On top of this, we face an entirely new battle in trying to gain respect. As a young person, you are perceived in one of two ways: you are inexperienced, or you have potential. Proving yourself to be the latter of these adjectives is the battle that proves most difficult for a large portion of young professionals.
5 Tips for Young Entrepreneurs
So far, what I’ve painted for you is a pretty grim image of the entrepreneurial world if you are under the age of 40, but there are ways for young people to succeed against these odds. Here are a few tips for finding your path to building a fruitful business as a young entrepreneur.
Provide Solutions, Not Products
Many people build businesses for the purpose of building a business, but these are the companies that seem to have the most trouble turning a sustainable profit. Think about a large company, any large corporation. What would happen if they were gone? Chances are there would be a void, something that needed to be solved.
Successful businesses offer products or services, but they offer them as solutions to problems that we face. In order to solve a problem in your community, think of a creative approach to issues around you, and build up from there.
When I started Quarry Custom Clothing, I noticed a host of limitations to young entrepreneurs, and a custom clothing industry with a long list of humane issues. By offering humanely produced products, and creating a youth entrepreneurship network, we were able to take steps towards offering solutions.
Love What You Do
Don’t love it? Don’t do it. If you are starting a business just to make money and hate working on what you are trying to create, chances are you will not work on it much longer. Find something that you love, and working will not feel like working anymore. Yes, you will find something you do not enjoy in every project or role, but this is not the case for smart young entrepreneurs.
The beautiful thing about creating your own company is that you can do it your way, and while there will always be days where work can be tough to get through, you will love the challenges you face and take joy in overcoming them.
Let Actions Build Your Resume, Not Job Titles
Many young people feel the need to take on a long list of positions to stack their resume, when really employers are often impressed by the initiative shown by a candidate’s experiences. If you go out of your way to take on professional endeavors and perform well, the results will come. If you are not a long-term entrepreneur, and have another position in your mind for a little bit down the road, work hard now to get that position later.
Take advantage of LinkedIn and networking sites like Meet-Up to make new friends in your professional world. Find a good mentor, and then find the time to absorb any information you can from them, often they have been where you are and be ready to help solve the problems you are facing. Having a good mentor is like having your teacher help you write a test, it is really hard to fail.
Know When to Relax
Working hard is important, and you might not have the chance to rest every day when you first start out, but it is important to know when you are overworked.
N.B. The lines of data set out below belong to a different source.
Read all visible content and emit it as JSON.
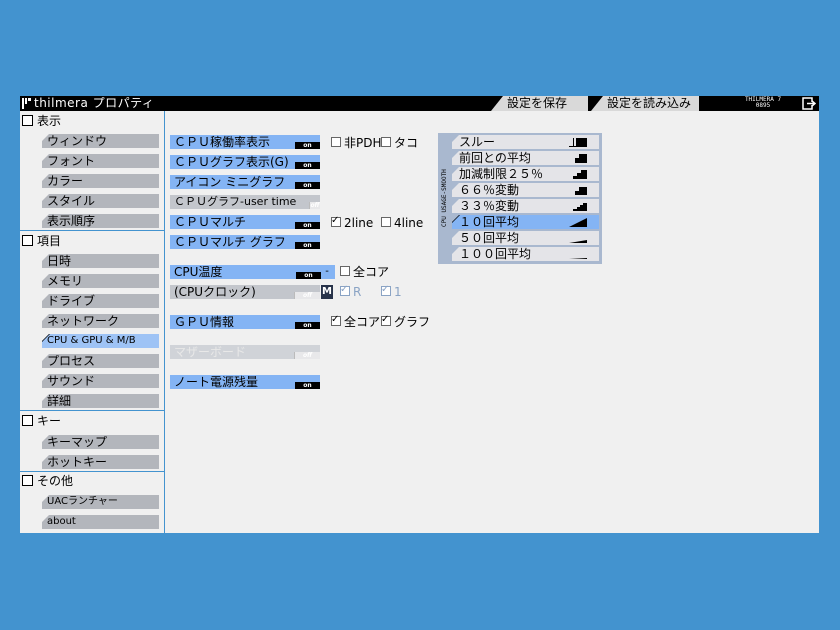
{
  "titlebar": {
    "title": "thilmera プロパティ",
    "save_label": "設定を保存",
    "load_label": "設定を読み込み",
    "brand_line1": "THILMERA 7",
    "brand_line2": "0895"
  },
  "sidebar": {
    "sections": [
      {
        "label": "表示",
        "items": [
          "ウィンドウ",
          "フォント",
          "カラー",
          "スタイル",
          "表示順序"
        ]
      },
      {
        "label": "項目",
        "items": [
          "日時",
          "メモリ",
          "ドライブ",
          "ネットワーク",
          "CPU & GPU & M/B",
          "プロセス",
          "サウンド",
          "詳細"
        ],
        "selected": "CPU & GPU & M/B"
      },
      {
        "label": "キー",
        "items": [
          "キーマップ",
          "ホットキー"
        ]
      },
      {
        "label": "その他",
        "items": [
          "UACランチャー",
          "about"
        ]
      }
    ]
  },
  "main": {
    "toggles": [
      {
        "label": "ＣＰＵ稼働率表示",
        "state": "on"
      },
      {
        "label": "ＣＰＵグラフ表示(G)",
        "state": "on"
      },
      {
        "label": "アイコン ミニグラフ",
        "state": "on"
      },
      {
        "label": "ＣＰＵグラフ-user time",
        "state": "off"
      },
      {
        "label": "ＣＰＵマルチ",
        "state": "on"
      },
      {
        "label": "ＣＰＵマルチ グラフ",
        "state": "on"
      },
      {
        "label": "CPU温度",
        "state": "on"
      },
      {
        "label": "(CPUクロック)",
        "state": "off"
      },
      {
        "label": "ＧＰＵ情報",
        "state": "on"
      },
      {
        "label": "マザーボード",
        "state": "off"
      },
      {
        "label": "ノート電源残量",
        "state": "on"
      }
    ],
    "temp_mini": "-",
    "clock_mini": "M",
    "options": {
      "pdh": "非PDH",
      "tako": "タコ",
      "line2": "2line",
      "line4": "4line",
      "allcore_temp": "全コア",
      "clock_r": "R",
      "clock_1": "1",
      "gpu_allcore": "全コア",
      "gpu_graph": "グラフ"
    }
  },
  "smoothing": {
    "panel_label": "CPU USAGE-SMOOTH",
    "items": [
      "スルー",
      "前回との平均",
      "加減制限２５％",
      "６６％変動",
      "３３％変動",
      "１０回平均",
      "５０回平均",
      "１００回平均"
    ],
    "selected": "１０回平均"
  },
  "colors": {
    "background": "#4393cf",
    "accent": "#84b4f4",
    "nav": "#b3b6bc",
    "titlebar": "#000000"
  }
}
Many people who buy from youth businesses do so because of the youthful component of what they do, a component built on energy and a fascination with everything they are learning. That energy and fascination can burn out very quickly if you are not well rested and ready to go. This is not to say that you should slack off, but that you should know when you are at a limit and celebrate progress when it occurs.
Andrew French started up QuarryClothing.com at the age of 16, making wholesale deals with Nike, Oakley, New Balance, and many other MNCs. Youth business is something he’s grown to love and know. Andrew works with other small youth companies through Quarry’s Investment Initiative, where they give 25% of their profits to other young entrepreneurs in Canada to start up their own companies.